- [EXERCISE] Give every line below again, exactly.

### INPUT MATERIAL

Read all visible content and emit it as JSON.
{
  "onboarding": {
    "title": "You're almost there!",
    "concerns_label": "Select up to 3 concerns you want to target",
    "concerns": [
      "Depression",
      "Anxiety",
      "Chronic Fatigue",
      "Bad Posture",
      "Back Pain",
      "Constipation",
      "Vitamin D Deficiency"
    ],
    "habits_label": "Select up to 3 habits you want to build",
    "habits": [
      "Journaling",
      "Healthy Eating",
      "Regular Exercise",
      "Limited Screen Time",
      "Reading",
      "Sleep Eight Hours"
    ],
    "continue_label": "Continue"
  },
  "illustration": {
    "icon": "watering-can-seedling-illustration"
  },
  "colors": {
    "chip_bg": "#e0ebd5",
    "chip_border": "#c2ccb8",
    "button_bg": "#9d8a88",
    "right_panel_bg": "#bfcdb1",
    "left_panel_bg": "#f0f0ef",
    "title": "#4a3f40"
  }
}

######

- [COMPLETED TASK]
Read all visible content and emit it as JSON.
{
  "onboarding": {
    "title": "You're almost there!",
    "concerns_label": "Select up to 3 concerns you want to target",
    "concerns": [
      "Depression",
      "Anxiety",
      "Chronic Fatigue",
      "Bad Posture",
      "Back Pain",
      "Constipation",
      "Vitamin D Deficiency"
    ],
    "habits_label": "Select up to 3 habits you want to build",
    "habits": [
      "Journaling",
      "Healthy Eating",
      "Regular Exercise",
      "Limited Screen Time",
      "Reading",
      "Sleep Eight Hours"
    ],
    "continue_label": "Continue"
  },
  "illustration": {
    "icon": "watering-can-seedling-illustration"
  },
  "colors": {
    "chip_bg": "#e0ebd5",
    "chip_border": "#c2ccb8",
    "button_bg": "#9d8a88",
    "right_panel_bg": "#bfcdb1",
    "left_panel_bg": "#f0f0ef",
    "title": "#4a3f40"
  }
}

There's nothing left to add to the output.